Super Bowl Betting: Basic Coin Toss Props

Super Bowl Betting:  Basic Coin Toss Props

The betting on Super Bowl XVIII will begin before the game between the Seattle Seahawks and Denver Broncos even kicks off. Virtually every sports book in the world offers a variety of props related to the pre game coin toss. In this post we’ll talk about some of these bets and the best strategy for betting this type of Super Bowl prop. The coin toss prop is not exactly a great bet from a statistical standpoint but it is very easy for beginners to understand.

There are a variety of proposition bets based on the outcome of the pregame coin toss with the most basic–and most common–requiring the bettor to select whether the coin will land ‘heads’ or ‘tails’. Despite the obvious statistical basis to the contrary there are plenty of people trying to determine a pattern in past coin tosses and extrapolate it to this year’s Super Bowl. They’ll point out that the last five Super Bowl coin tosses–and six of the last seven–have landed on ‘heads’. Prior to this most recent run ‘tails’ was the result in four straight years and 9 of 10 years (Super Bowls 32 through 42 inclusive). At least there were some attempts at theoretical validation during this ‘tails’ run–some suggested that the special commemorative coin used by the NFL was ‘top heavy’ due to its design and that was the reason for such a strong ‘tails’ run. It’s doubtful that the coin design had anything to do with the propensity of ‘tails’ during this era but at least there was some effort made to explain a completely random trend.
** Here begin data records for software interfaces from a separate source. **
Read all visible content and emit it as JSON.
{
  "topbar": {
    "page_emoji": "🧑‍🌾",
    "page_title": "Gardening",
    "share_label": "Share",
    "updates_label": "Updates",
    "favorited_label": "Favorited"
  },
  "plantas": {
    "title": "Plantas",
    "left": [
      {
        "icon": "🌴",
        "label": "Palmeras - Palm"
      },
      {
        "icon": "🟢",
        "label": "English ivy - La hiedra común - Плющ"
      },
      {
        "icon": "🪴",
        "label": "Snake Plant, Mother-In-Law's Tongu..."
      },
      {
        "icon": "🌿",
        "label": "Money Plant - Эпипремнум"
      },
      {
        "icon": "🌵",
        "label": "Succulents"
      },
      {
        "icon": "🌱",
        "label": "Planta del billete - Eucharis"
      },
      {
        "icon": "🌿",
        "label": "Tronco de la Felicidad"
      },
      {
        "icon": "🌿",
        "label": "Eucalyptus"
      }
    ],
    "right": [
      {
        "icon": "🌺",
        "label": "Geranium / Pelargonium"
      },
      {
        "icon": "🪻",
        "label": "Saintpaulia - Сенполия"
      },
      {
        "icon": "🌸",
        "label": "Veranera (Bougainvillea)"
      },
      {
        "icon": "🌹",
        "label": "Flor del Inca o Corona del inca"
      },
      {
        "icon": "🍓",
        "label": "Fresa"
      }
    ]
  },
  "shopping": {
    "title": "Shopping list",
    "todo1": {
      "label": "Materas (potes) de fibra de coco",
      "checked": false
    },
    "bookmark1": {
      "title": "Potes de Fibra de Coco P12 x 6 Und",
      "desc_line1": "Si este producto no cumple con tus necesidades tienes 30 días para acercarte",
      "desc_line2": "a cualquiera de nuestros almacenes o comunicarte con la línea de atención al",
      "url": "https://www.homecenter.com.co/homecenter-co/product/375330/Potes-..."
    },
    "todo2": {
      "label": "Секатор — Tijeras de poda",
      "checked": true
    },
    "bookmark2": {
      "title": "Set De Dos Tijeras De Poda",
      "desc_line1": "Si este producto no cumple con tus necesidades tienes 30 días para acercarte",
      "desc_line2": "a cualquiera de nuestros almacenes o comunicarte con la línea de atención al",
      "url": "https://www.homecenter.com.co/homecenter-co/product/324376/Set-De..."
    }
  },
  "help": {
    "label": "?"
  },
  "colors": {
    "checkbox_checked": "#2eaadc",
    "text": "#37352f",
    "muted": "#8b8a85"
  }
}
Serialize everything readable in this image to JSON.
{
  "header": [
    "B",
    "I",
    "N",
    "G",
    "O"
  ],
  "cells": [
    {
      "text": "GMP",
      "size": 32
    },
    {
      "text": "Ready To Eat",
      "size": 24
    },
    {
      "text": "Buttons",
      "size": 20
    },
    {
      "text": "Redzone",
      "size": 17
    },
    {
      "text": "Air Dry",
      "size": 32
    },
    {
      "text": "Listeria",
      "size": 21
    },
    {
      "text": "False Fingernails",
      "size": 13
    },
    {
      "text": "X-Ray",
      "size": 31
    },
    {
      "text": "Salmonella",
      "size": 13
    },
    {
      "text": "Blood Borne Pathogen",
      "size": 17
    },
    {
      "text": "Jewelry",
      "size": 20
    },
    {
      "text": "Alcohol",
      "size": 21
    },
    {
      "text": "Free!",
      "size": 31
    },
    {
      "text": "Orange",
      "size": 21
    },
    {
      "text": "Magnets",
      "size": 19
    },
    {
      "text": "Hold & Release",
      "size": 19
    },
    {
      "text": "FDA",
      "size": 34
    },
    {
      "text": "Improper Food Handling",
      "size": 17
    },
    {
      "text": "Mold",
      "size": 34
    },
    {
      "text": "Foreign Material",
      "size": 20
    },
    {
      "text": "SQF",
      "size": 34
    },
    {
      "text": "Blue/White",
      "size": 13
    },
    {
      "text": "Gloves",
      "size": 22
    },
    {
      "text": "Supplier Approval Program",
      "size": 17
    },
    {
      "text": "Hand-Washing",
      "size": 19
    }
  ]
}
Here’s the reality of the situation–assuming that the NFL uses a ‘fair coin’ for their Super Bowl coin toss (and they assure us that they do) it doesn’t matter what happened in last year’s Super Bowl, the first Super Bowl game or any of the 46 in between. It’s a 50/50 proposition and an equal chance that the coin will land ‘heads’ or ‘tails’. If you’re going to play this prop the important thing is to look at the moneyline price next to the ‘heads’ and ‘tails’. The lower the moneyline figure the better of a bet it is. Most sports books require that you lay -110 on either side of the heads/tails proposition. Some sports books, however, offer lower juice on the Super Bowl coin toss–as low as -101. Since a 50/50 moneyline translates to +100 even at -101 you’re theoretically getting the worst of it but not by much. So pick heads or tails, bet it at the best price you can find and hope for the best!